▸ **Task directions**
Report every line of the entries that contains the word "this".

▸ **App and web page records**
★ ★ ★ ★ ★ ★ ★

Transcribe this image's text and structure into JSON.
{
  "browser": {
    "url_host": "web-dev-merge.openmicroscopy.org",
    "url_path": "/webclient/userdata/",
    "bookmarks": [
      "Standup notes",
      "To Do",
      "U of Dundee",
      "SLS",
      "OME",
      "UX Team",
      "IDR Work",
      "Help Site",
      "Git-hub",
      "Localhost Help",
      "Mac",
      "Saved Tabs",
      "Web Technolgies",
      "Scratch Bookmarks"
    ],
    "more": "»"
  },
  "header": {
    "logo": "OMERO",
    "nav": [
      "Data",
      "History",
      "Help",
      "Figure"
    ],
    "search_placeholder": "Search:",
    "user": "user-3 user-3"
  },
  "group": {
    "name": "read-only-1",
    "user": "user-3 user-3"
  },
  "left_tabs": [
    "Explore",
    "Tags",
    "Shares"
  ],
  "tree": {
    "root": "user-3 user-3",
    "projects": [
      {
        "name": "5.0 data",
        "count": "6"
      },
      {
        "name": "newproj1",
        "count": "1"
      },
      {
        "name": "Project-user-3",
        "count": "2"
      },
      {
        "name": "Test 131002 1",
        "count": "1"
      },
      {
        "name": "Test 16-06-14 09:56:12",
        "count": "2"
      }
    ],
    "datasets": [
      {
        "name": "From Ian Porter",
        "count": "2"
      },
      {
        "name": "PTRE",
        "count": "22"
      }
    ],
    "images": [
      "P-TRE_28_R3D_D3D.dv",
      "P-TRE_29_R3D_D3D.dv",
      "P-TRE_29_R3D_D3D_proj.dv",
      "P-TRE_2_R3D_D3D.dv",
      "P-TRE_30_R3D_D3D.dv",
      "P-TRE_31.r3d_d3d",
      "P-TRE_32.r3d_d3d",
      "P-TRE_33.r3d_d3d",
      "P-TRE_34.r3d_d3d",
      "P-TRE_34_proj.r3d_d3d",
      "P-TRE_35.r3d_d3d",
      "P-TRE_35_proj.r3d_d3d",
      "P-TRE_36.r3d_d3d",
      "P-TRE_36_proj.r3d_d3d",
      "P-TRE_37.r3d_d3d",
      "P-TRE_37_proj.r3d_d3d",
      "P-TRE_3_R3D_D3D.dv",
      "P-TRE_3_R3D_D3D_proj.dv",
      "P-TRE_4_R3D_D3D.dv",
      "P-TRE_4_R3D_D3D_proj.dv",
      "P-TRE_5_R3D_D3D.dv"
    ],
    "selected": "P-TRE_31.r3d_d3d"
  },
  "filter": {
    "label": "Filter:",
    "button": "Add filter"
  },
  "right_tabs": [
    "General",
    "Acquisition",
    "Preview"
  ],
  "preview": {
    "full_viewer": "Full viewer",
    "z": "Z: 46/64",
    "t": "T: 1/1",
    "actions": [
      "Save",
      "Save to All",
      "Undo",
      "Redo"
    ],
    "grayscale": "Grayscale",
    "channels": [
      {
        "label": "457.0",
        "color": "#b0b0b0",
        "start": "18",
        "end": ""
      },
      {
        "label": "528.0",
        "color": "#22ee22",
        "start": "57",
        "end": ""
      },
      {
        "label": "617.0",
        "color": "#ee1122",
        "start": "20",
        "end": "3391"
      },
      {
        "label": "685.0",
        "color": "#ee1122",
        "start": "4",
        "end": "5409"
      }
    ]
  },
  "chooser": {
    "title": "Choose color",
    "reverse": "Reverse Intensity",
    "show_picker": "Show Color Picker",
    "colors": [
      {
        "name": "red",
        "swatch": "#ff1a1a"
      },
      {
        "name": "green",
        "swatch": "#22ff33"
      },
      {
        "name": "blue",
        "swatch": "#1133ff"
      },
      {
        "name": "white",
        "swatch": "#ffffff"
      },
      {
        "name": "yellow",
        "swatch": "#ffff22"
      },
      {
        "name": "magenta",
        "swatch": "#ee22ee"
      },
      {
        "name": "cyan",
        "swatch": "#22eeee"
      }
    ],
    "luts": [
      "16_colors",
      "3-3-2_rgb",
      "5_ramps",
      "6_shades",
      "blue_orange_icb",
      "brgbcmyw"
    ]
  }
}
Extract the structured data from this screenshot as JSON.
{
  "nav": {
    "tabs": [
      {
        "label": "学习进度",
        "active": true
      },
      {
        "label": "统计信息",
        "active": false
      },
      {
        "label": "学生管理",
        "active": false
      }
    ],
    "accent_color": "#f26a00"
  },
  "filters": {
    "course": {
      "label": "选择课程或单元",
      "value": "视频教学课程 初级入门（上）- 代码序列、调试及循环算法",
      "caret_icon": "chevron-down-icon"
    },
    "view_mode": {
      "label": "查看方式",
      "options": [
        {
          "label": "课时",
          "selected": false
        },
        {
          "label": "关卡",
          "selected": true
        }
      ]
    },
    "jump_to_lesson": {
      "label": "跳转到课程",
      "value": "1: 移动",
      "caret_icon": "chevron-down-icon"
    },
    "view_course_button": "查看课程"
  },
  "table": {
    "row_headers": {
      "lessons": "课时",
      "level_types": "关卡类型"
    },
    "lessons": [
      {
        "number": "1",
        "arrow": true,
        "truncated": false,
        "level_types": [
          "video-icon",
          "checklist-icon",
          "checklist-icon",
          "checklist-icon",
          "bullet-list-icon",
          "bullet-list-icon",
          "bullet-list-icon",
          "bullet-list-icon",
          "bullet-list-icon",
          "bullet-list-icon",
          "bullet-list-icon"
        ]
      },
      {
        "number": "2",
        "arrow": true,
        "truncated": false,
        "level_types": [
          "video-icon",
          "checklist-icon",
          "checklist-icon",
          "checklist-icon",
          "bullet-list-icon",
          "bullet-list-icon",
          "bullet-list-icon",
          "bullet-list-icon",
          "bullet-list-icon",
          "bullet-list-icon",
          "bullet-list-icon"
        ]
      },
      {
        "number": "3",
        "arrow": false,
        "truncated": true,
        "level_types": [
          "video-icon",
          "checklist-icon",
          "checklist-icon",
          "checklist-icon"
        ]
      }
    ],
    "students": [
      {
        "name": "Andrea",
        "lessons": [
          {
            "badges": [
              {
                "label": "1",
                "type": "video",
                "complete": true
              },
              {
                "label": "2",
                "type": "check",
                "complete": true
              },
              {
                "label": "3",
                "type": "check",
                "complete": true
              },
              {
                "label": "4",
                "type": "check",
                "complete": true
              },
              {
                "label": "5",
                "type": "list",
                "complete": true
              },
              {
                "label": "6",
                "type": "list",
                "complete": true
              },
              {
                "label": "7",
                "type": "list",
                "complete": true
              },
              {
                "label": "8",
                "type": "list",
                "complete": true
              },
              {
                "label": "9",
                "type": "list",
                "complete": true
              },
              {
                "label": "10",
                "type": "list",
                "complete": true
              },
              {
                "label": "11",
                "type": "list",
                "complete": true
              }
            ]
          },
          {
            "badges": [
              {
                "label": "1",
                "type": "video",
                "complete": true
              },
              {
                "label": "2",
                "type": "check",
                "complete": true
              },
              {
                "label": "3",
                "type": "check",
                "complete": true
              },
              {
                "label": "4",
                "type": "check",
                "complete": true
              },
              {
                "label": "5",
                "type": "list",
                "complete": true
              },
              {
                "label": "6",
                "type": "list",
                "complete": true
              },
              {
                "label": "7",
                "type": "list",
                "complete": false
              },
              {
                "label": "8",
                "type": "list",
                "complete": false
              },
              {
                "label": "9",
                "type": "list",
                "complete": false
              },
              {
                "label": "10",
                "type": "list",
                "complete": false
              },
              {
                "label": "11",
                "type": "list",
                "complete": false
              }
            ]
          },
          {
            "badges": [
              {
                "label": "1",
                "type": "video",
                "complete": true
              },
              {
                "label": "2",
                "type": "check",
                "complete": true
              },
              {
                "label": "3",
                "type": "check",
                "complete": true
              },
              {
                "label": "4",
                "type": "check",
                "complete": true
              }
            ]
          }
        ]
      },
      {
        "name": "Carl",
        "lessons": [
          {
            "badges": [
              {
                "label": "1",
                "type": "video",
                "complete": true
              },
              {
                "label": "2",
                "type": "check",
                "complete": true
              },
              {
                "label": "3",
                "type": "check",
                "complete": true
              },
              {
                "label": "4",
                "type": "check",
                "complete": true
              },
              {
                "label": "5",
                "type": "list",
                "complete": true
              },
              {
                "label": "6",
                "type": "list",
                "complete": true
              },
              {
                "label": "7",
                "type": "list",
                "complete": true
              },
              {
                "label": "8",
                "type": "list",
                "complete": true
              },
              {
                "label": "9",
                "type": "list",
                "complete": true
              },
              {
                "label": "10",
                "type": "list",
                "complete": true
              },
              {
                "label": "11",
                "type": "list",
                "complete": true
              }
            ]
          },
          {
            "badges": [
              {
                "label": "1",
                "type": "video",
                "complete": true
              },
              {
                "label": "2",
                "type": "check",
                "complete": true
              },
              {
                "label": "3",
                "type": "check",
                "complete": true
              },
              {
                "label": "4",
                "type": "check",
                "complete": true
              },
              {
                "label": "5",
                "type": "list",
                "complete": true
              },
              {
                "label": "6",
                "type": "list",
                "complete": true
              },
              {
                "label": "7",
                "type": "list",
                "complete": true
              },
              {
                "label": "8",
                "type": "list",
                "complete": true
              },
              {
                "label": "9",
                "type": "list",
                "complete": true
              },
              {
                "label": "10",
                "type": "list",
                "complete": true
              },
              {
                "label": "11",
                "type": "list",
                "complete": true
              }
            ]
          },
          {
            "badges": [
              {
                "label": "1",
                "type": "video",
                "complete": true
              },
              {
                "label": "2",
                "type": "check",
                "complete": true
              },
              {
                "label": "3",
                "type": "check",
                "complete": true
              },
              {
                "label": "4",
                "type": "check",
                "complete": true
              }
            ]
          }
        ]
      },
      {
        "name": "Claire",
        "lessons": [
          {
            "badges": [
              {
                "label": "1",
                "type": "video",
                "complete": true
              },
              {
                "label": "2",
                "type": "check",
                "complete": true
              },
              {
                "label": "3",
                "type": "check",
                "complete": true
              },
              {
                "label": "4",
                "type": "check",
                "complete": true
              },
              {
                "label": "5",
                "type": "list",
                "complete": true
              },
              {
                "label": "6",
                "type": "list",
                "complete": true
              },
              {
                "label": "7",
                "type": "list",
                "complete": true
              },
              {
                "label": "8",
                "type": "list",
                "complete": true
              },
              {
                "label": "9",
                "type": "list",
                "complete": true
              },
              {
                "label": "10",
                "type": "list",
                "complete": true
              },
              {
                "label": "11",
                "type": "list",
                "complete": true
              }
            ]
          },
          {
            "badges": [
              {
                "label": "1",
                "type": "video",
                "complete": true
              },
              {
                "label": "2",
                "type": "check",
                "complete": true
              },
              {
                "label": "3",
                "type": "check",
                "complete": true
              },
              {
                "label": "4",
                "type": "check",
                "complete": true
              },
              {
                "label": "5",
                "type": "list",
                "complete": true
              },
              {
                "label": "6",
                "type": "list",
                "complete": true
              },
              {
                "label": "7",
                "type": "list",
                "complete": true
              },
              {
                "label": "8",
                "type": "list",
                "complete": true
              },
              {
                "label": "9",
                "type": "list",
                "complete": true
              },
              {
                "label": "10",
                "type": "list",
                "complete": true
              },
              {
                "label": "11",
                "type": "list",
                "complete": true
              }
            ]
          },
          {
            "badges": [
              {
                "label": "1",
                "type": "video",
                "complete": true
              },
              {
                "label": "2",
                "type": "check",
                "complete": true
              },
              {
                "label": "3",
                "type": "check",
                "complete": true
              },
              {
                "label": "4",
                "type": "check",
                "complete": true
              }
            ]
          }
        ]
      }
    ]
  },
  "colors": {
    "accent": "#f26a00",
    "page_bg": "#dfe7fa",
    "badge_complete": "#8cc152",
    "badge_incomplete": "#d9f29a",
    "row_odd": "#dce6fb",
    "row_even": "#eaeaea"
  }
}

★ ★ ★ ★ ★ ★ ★

▸ **Written solution**
Transcribe this image's text and structure into JSON.
Extract the structured data from this screenshot as JSON.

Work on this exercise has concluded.